Exercise intensity not linked to mortality risk in older adults, finds trial — ScienceDaily

Exercise intensity appears to make no difference to risk of mortality among older adults, suggests a randomised controlled trial from Norway published by The BMJ today.

Physical activity has been highlighted as one of the most important actions people of all ages can engage in to improve health, and data from observational studies show that early death is significantly reduced in physically active compared with inactive individuals.

Yet high quality clinical trial evidence on a potential direct (causal) relation between current advice on physical activity levels and longevity is lacking.

So an international research team set out to evaluate the effect of five years of supervised exercise training compared with recommendations for physical activity on mortality in older adults (70-77 years).

The trial involved 1,567 participants (790 women and 777 men) living in Trondheim, Norway, with an average age of 73 years. In total, 87.5% of participants reported overall good

Read More

How Technology Is Improving Access And Empowering Older Adults To Embrace Telehealth

COVID-19 has greatly changed how we care for ourselves and has resulted in a massive change to how we connect with our doctors. Providers are seeing 50-175 times the number of patients via telehealth visits than they did before the pandemic, and Forrester predicts that virtual care visits will soar to more than 1 billion by the end of 2020, including 900 million visits related to the coronavirus.

Telehealth has great potential to increase healthcare access for everyone during the pandemic, and this is especially important for older adults and other populations at higher risk of contracting COVID-19. But, virtual visits can also be stressful for those with an aversion to using technology to speak with their doctor.

As patients who might’ve shied away from technology in the past now need to use it to connect with their doctors, it’s important for healthcare providers to ensure their telemedicine platforms

Read More

A lot of older Macs won’t be able to watch 4K Netflix this fall because of a missing chip

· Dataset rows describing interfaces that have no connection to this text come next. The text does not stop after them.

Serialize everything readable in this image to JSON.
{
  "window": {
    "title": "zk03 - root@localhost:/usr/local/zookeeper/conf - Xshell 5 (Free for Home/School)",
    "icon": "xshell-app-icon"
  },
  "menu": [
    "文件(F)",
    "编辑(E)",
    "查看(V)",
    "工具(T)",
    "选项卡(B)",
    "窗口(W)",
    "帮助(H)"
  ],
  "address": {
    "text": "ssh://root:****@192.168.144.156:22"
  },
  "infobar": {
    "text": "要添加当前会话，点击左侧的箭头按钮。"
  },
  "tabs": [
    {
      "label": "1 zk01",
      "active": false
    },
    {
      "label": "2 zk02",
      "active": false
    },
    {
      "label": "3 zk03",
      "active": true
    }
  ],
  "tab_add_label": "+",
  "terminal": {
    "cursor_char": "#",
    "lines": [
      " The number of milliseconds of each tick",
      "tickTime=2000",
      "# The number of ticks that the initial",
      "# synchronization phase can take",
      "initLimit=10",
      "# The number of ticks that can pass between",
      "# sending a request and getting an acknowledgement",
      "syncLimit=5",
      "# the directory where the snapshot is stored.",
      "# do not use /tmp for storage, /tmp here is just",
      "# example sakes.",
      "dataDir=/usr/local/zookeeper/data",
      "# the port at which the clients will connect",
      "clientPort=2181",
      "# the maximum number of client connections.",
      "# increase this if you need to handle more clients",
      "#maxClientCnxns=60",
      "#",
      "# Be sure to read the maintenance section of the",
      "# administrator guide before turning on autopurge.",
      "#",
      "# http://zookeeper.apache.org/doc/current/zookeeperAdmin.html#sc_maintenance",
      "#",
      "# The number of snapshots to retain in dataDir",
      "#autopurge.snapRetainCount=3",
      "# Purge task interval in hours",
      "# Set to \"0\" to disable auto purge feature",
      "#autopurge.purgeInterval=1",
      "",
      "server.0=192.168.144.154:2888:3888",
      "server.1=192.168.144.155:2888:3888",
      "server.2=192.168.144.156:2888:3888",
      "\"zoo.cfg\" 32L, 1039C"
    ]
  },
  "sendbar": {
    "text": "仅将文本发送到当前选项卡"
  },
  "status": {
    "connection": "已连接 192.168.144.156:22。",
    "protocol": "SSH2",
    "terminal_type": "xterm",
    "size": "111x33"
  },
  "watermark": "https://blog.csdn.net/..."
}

macOS Big Sur, Apple’s upcoming release of its Mac operating system, will finally let you watch 4K HDR Netflix content, but it turns out it’ll only work on 2018 or later Macs with Apple’s T2 security chip, according to a new Netflix support document (via Apple Terminal).

That means the full list of Macs that can watch 4K content on Netflix, at least for now, is as follows:

  • iMac (2020)
  • iMac Pro
  • Mac Pro (2019)
  • Mac mini (2018)
  • MacBook Air (2018 or later)
  • MacBook Pro (2018 or later)

There’s an easy way to check whether your Mac has a T2 chip, as Apple points out on its website.

Disappointingly, older iMacs and pre-2018 Mac laptops that could theoretically play Netflix 4K content, whether on their built-in displays or via an 4K or 5K external monitor, won’t be able to. It’s not clear why the T2 security chip is required:

Read More

Delirium a key sign of COVID-19 in frail, older people — ScienceDaily

A new analysis of data from researchers at King’s College London using information from the COVID Symptom Study app and patients admitted to St Thomas’ Hospital in London, has shown that delirium — a state of acute confusion associated with a higher risk of serious illness and death — is a key symptom of COVID-19 in frail, older people.

The findings, published in the journal Age and Ageing, highlight that doctors and carers should be aware of delirium as a possible early warning sign of COVID-19 in the elderly, even in the absence of more typical symptoms such as cough or fever.

Led by clinical fellow and geriatrician Dr Rose Penfold at King’s College London, the researchers analysed data from two groups of older people aged 65 or over from March through May. The first group included 322 patients admitted to hospital with COVID-19 who had tested positive for

Read More

Can wearable technology help older adults maintain healthy lives?

apple watch
Credit: CC0 Public Domain

Older adults who are physically activity are more likely to remain healthy and maintain their independence. Research indicates that self-tracking of physical activity supports healthy living for people of all ages, but older adults have been slower to adopt new technologies like movement trackers. A new project funded by the National Science Foundation will examine how to leverage wearable technology to encourage older adults to be more active.

David Conroy, professor of kinesiology and human development and family studies at Penn State, is collaborating with a team of leading researchers from the University of Maryland’s College of Information Studies (iSchool) in this study. The project team is developing innovative wearable technology tailored to track the movements and activities of older adults, age 60 and over. Combined with the development of teachable interfaces, the project aims to enhance the motivation of older adults to engage in physical

Read More